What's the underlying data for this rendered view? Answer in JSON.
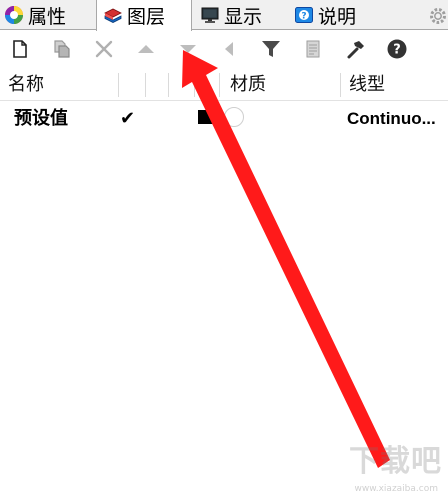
{
  "tabs": [
    {
      "label": "属性",
      "icon": "properties-color-wheel-icon"
    },
    {
      "label": "图层",
      "icon": "layers-icon",
      "active": true
    },
    {
      "label": "显示",
      "icon": "display-monitor-icon"
    },
    {
      "label": "说明",
      "icon": "help-description-icon"
    }
  ],
  "toolbar": {
    "buttons": [
      "new-layer-icon",
      "new-sublayer-icon",
      "delete-icon",
      "move-up-icon",
      "move-down-icon",
      "move-to-parent-icon",
      "filter-icon",
      "layer-state-icon",
      "tools-hammer-icon",
      "help-icon"
    ]
  },
  "table": {
    "columns": {
      "name": "名称",
      "material": "材质",
      "linetype": "线型"
    },
    "rows": [
      {
        "name": "预设值",
        "current": "✔",
        "color": "#000000",
        "linetype": "Continuo..."
      }
    ]
  },
  "annotation": {
    "arrow_color": "#ff1a1a"
  },
  "watermark": {
    "text": "下载吧",
    "url": "www.xiazaiba.com"
  }
}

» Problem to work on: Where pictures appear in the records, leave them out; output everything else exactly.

» Solved problem:
What's the underlying data for this rendered view? Answer in JSON.
{
  "tabs": [
    {
      "label": "属性",
      "icon": "properties-color-wheel-icon"
    },
    {
      "label": "图层",
      "icon": "layers-icon",
      "active": true
    },
    {
      "label": "显示",
      "icon": "display-monitor-icon"
    },
    {
      "label": "说明",
      "icon": "help-description-icon"
    }
  ],
  "toolbar": {
    "buttons": [
      "new-layer-icon",
      "new-sublayer-icon",
      "delete-icon",
      "move-up-icon",
      "move-down-icon",
      "move-to-parent-icon",
      "filter-icon",
      "layer-state-icon",
      "tools-hammer-icon",
      "help-icon"
    ]
  },
  "table": {
    "columns": {
      "name": "名称",
      "material": "材质",
      "linetype": "线型"
    },
    "rows": [
      {
        "name": "预设值",
        "current": "✔",
        "color": "#000000",
        "linetype": "Continuo..."
      }
    ]
  },
  "annotation": {
    "arrow_color": "#ff1a1a"
  },
  "watermark": {
    "text": "下载吧",
    "url": "www.xiazaiba.com"
  }
}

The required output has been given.